Records >>
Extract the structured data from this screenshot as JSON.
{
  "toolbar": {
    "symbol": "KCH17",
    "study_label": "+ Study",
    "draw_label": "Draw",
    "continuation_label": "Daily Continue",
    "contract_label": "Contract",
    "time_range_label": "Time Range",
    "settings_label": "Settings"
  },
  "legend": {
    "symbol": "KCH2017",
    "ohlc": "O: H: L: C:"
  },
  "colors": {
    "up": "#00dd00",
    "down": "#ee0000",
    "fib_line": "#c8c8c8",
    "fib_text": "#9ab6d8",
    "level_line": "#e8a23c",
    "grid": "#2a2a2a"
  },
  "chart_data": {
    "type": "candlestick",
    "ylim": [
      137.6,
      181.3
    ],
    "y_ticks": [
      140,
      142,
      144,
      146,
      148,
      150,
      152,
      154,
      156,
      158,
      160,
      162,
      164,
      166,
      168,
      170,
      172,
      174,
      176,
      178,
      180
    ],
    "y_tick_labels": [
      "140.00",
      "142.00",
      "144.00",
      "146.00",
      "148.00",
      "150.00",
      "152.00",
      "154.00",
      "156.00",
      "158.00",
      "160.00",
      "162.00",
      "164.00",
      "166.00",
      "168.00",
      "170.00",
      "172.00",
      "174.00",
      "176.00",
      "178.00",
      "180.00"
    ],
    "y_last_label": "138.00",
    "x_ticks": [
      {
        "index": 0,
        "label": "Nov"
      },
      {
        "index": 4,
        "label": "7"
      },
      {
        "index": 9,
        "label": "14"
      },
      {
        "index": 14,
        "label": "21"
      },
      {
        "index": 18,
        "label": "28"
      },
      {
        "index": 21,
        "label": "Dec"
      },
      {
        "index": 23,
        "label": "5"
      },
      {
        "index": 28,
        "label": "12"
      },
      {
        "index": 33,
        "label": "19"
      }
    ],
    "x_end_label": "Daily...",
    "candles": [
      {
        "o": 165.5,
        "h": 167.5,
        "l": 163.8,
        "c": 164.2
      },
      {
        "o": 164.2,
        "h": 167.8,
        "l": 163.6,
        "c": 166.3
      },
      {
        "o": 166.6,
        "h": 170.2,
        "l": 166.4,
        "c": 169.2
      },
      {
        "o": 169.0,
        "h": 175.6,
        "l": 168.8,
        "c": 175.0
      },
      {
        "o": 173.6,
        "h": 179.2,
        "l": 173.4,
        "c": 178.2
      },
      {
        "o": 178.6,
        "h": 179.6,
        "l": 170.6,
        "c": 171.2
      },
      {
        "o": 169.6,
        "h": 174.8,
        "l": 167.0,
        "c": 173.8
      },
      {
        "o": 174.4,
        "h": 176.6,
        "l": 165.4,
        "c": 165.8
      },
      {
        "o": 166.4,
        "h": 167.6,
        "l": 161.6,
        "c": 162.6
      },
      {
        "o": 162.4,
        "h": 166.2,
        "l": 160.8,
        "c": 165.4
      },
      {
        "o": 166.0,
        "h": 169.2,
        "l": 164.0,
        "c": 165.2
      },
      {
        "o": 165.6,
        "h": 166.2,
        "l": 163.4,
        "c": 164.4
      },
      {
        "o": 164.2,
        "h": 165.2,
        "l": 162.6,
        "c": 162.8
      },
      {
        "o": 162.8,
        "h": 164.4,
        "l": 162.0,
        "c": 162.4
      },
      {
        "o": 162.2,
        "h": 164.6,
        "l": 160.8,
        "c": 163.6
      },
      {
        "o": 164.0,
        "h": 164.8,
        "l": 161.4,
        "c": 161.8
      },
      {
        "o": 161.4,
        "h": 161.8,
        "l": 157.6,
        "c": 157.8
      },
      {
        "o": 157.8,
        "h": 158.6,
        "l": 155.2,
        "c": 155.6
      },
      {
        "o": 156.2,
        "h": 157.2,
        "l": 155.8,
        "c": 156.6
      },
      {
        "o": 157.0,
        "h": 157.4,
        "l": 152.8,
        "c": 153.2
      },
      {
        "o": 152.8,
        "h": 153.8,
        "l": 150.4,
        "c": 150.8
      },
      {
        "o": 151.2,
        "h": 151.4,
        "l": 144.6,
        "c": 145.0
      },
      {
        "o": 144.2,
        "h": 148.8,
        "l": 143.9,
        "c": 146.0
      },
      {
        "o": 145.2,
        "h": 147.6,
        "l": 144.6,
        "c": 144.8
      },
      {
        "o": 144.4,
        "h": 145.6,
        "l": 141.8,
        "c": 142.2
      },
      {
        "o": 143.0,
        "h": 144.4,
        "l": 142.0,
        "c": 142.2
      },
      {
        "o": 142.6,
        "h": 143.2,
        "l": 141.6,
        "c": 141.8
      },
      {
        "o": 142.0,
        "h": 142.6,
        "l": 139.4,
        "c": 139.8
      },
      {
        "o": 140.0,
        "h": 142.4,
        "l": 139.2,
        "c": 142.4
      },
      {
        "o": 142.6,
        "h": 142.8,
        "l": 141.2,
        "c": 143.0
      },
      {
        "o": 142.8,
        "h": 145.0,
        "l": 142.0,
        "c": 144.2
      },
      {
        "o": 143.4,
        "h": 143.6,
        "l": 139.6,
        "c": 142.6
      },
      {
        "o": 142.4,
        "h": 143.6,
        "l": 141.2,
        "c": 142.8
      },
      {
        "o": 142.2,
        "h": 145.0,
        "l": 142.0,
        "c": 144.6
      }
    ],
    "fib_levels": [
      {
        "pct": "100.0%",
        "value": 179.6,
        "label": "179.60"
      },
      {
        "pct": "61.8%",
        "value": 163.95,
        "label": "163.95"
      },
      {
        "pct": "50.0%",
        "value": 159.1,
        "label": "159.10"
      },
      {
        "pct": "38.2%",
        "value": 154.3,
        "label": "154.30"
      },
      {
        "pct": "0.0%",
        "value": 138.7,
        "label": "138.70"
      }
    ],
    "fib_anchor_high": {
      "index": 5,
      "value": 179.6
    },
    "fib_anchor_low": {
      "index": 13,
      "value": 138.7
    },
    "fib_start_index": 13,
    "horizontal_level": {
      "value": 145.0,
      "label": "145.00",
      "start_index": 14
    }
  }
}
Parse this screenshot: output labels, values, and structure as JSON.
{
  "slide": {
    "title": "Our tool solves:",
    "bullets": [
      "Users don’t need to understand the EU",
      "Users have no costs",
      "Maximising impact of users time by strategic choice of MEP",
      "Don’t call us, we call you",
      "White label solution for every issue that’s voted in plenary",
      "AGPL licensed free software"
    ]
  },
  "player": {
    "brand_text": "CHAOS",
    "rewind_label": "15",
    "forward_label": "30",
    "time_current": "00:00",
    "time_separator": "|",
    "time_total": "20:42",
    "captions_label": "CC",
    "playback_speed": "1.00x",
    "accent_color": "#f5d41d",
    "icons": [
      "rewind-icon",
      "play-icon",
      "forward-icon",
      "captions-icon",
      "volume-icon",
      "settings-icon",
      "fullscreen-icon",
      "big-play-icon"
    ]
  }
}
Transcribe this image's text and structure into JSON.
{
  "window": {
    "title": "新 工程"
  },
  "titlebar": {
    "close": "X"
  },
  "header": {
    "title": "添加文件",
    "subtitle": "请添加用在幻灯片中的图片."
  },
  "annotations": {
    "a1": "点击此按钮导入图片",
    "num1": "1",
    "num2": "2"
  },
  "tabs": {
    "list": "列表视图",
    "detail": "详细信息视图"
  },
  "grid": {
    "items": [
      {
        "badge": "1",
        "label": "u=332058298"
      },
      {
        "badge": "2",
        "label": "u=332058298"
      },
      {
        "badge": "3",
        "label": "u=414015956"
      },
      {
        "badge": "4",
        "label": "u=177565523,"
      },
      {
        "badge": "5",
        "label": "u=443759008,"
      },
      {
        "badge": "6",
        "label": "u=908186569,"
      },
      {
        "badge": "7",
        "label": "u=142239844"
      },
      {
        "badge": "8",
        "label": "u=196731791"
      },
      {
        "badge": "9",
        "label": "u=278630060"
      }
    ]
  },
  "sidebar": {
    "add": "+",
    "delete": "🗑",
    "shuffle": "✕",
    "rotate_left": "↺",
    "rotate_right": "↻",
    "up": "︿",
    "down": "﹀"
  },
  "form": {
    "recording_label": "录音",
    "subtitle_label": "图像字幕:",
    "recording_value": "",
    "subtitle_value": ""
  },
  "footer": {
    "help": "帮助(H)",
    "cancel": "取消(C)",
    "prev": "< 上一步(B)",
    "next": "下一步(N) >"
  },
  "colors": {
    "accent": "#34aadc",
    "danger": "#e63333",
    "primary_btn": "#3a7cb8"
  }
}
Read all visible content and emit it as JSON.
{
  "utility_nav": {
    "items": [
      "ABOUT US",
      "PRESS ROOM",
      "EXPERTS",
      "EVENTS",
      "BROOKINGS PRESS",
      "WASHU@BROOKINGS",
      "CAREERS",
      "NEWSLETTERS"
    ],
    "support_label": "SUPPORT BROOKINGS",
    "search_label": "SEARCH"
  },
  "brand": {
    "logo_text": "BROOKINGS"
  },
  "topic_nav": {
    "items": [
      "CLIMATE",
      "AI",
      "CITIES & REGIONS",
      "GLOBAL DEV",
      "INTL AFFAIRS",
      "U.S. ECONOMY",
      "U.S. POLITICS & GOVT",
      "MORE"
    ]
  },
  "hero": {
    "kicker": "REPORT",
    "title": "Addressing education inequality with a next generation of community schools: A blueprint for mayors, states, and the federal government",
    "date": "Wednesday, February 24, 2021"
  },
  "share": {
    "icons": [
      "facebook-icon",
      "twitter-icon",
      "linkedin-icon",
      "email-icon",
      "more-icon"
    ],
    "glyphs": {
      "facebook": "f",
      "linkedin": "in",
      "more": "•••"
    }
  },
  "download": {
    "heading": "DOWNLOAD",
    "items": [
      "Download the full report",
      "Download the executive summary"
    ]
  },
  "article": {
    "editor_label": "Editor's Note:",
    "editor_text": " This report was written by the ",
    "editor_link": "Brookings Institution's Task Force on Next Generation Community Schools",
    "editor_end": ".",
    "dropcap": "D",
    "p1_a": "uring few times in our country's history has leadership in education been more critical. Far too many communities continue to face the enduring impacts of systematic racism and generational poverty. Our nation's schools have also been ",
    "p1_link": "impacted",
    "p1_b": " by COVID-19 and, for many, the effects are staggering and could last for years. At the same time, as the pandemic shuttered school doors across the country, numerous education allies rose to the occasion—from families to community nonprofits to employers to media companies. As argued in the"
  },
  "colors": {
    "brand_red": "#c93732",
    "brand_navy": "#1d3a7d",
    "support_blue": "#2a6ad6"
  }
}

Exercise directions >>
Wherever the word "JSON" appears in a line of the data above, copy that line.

Written answer >>
Extract the structured data from this screenshot as JSON.
Parse this screenshot: output labels, values, and structure as JSON.
Transcribe this image's text and structure into JSON.
Read all visible content and emit it as JSON.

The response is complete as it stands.